For Democratic candidate Emmett Riley and Republican candidate Mikel Middleton, the motivation to run for the 46th District House seat can be boiled down to this: Doing what's best for Norwich families.
Riley, 43, is the husband of 10-year incumbent Melissa Olson-Riley, who is giving up the seat. Middleton, 62, has been active on the Republican Town Committee and is a 21-year veteran of the Navy. Neither has sought political office in the past. The district covers the urban and southern sections of Norwich.
Riley said running for office is sort of a family calling.
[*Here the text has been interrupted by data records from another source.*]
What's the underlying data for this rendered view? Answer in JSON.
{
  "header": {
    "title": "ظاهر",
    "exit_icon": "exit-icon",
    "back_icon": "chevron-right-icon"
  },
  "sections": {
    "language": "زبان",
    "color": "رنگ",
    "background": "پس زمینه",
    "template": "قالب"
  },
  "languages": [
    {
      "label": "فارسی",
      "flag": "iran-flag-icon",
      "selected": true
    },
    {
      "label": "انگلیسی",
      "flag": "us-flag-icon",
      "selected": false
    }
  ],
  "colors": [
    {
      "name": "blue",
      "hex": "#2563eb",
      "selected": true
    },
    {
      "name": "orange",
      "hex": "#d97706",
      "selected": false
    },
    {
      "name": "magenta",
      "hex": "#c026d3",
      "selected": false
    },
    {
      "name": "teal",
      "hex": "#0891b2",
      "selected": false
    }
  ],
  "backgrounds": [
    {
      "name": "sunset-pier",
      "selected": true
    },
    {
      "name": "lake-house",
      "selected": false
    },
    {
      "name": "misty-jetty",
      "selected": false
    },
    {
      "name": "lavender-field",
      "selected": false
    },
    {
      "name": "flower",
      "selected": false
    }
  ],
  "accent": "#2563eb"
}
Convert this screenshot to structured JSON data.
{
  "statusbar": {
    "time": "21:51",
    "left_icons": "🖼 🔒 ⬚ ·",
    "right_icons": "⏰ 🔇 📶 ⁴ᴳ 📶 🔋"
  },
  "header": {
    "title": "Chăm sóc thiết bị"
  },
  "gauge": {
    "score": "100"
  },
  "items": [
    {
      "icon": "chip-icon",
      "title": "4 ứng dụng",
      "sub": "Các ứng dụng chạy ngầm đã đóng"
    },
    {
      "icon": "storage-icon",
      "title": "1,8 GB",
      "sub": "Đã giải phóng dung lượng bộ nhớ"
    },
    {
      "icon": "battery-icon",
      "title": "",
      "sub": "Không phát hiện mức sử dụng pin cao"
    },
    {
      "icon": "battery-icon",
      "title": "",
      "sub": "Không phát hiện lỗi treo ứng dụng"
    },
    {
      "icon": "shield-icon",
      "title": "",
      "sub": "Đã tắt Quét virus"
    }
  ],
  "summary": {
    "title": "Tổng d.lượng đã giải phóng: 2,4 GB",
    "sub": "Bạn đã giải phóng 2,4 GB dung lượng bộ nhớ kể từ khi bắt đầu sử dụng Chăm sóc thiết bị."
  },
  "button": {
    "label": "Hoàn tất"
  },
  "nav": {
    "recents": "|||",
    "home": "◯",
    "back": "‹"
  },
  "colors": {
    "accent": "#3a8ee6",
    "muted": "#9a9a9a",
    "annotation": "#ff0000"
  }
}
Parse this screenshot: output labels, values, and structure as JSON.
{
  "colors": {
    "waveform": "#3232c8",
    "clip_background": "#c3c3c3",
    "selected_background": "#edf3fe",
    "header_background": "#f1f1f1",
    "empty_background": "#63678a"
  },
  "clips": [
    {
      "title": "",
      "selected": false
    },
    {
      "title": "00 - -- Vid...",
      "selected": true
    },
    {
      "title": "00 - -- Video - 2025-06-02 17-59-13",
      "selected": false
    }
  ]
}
His father, Dennis Riley, was involved in politics since he can remember, working in various state and local offices, including that of former U.S. Rep. Sam Gejdenson, D-2nd District.
His late mother, Winnifred, was a Norwich school teacher for 30 years.
"My parents instilled in me that being part of a community means being involved," Riley said.
Riley said one of his main priorities if elected would be to focus on early childhood education.
"You have to get them when they are young," he said. "It's hard to reach them when they are teenagers and get them refocused back on their education."
Middleton, who has lived in the city for 19 years, said he joined the Norwich Republican party because he felt it had lost momentum. He said Norwich needs a state representative to be the city's voice and fight to bring businesses back.
Both Middleton and Riley favor giving tax credits to small businesses to revitalize the downtown.
Middleton said if he is elected, his wife, Linda, will play an integral part in his decision-making.
"She's my confidant, a sounding board if you will. We're a tag team," he said.
The Middletons were foster parents for eight years and helped more than 70 children. They still keep in contact with many of them.
The candidate said he is in the struggling middle class, understands the need to help the poor, but also to balance that with realistic spending.
"You can't spend what you don't have," Middleton said. "You have to cut waste and unnecessary spending."
Riley said he is familiar with the needs of the poor as director of development at Madonna Place, a city agency that works with the neediest. He would like to focus on job training and helping veterans readjust to civilian life.
Police station supporters
Voters in this election will have to decide at a referendum whether to build a proposed $33.4 million downtown police station. Middleton said he supports the proposal but is torn on whether it's the right move at this time. He also questions whether officials have looked at all grant and revenue sources to help pay for the project and make it less of a burden on the taxpayers.
"We need it but can we afford it right now?" asked Middleton. "If we wait, the interest rates will go up. It's really a Catch-22."
Riley, too, supports the proposal but said it's ultimately in the hand of voters. He says the projected cost for the project is a "bit high" but believes once bids come in it will be much lower.
Middleton said he supports reopening the state's compact with the casinos to make sure that local towns like Norwich get a larger share of the slot revenue.
"Why should cities like Bridgeport get more when it's towns like Norwich that deal with the direct impact of the casino?" asked Middleton.
Riley said the idea of reopening the compact is nothing but a pipe dream. He said Middleton would have to convince major cities like Bridgeport, New Haven and Hartford to agree to less money.
"That's not going to happen," he said. "The key is to form coalitions, do your homework and read legislation and figure out more ways to get more money for Norwich. Also, we need to ensure that Norwich doesn't lose any municipal and education aid."
Middleton said Riley is a good man but if Riley gets the seat it will be more of the same since his wife held the seat - "another two more years of the same attitude."
Riley countered that he felt the city was well represented and will continue to be if he is elected.
"I'm a lifelong native of Norwich," he said. "I have a lot of contacts in Hartford and will make the transition as smooth as possible."